Segment Start: SOURCE DATA

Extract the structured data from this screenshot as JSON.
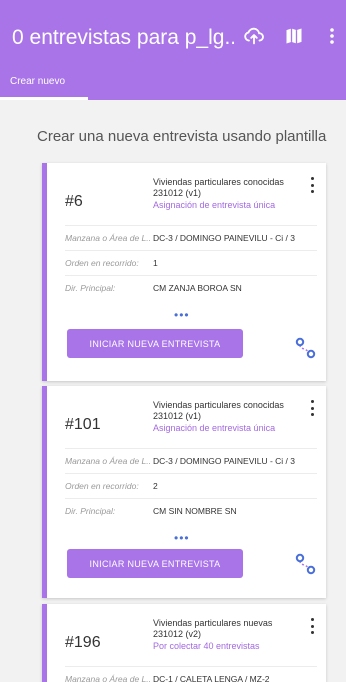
{
  "appbar": {
    "title": "0 entrevistas para p_lg...",
    "icons": [
      "cloud-sync-icon",
      "map-icon",
      "more-vert-icon"
    ]
  },
  "tabs": [
    {
      "label": "Crear nuevo",
      "selected": true
    }
  ],
  "section_title": "Crear una nueva entrevista usando plantilla",
  "colors": {
    "accent": "#a874e8",
    "link": "#a36ae0",
    "dots": "#4a6fd8"
  },
  "cards": [
    {
      "number": "#6",
      "template": "Viviendas particulares conocidas 231012 (v1)",
      "subtitle": "Asignación de entrevista única",
      "rows": [
        {
          "label": "Manzana o Área de L...",
          "value": "DC-3 / DOMINGO PAINEVILU - Ci / 3"
        },
        {
          "label": "Orden en recorrido:",
          "value": "1"
        },
        {
          "label": "Dir. Principal:",
          "value": "CM ZANJA BOROA SN"
        }
      ],
      "more": "•••",
      "button": "INICIAR NUEVA ENTREVISTA"
    },
    {
      "number": "#101",
      "template": "Viviendas particulares conocidas 231012 (v1)",
      "subtitle": "Asignación de entrevista única",
      "rows": [
        {
          "label": "Manzana o Área de L...",
          "value": "DC-3 / DOMINGO PAINEVILU - Ci / 3"
        },
        {
          "label": "Orden en recorrido:",
          "value": "2"
        },
        {
          "label": "Dir. Principal:",
          "value": "CM SIN NOMBRE SN"
        }
      ],
      "more": "•••",
      "button": "INICIAR NUEVA ENTREVISTA"
    },
    {
      "number": "#196",
      "template": "Viviendas particulares nuevas 231012 (v2)",
      "subtitle": "Por colectar 40 entrevistas",
      "rows": [
        {
          "label": "Manzana o Área de L...",
          "value": "DC-1 / CALETA LENGA / MZ-2"
        }
      ]
    }
  ]
}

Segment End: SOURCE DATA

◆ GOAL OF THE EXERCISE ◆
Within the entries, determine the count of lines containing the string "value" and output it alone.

◆ TASK ANSWER ◆
7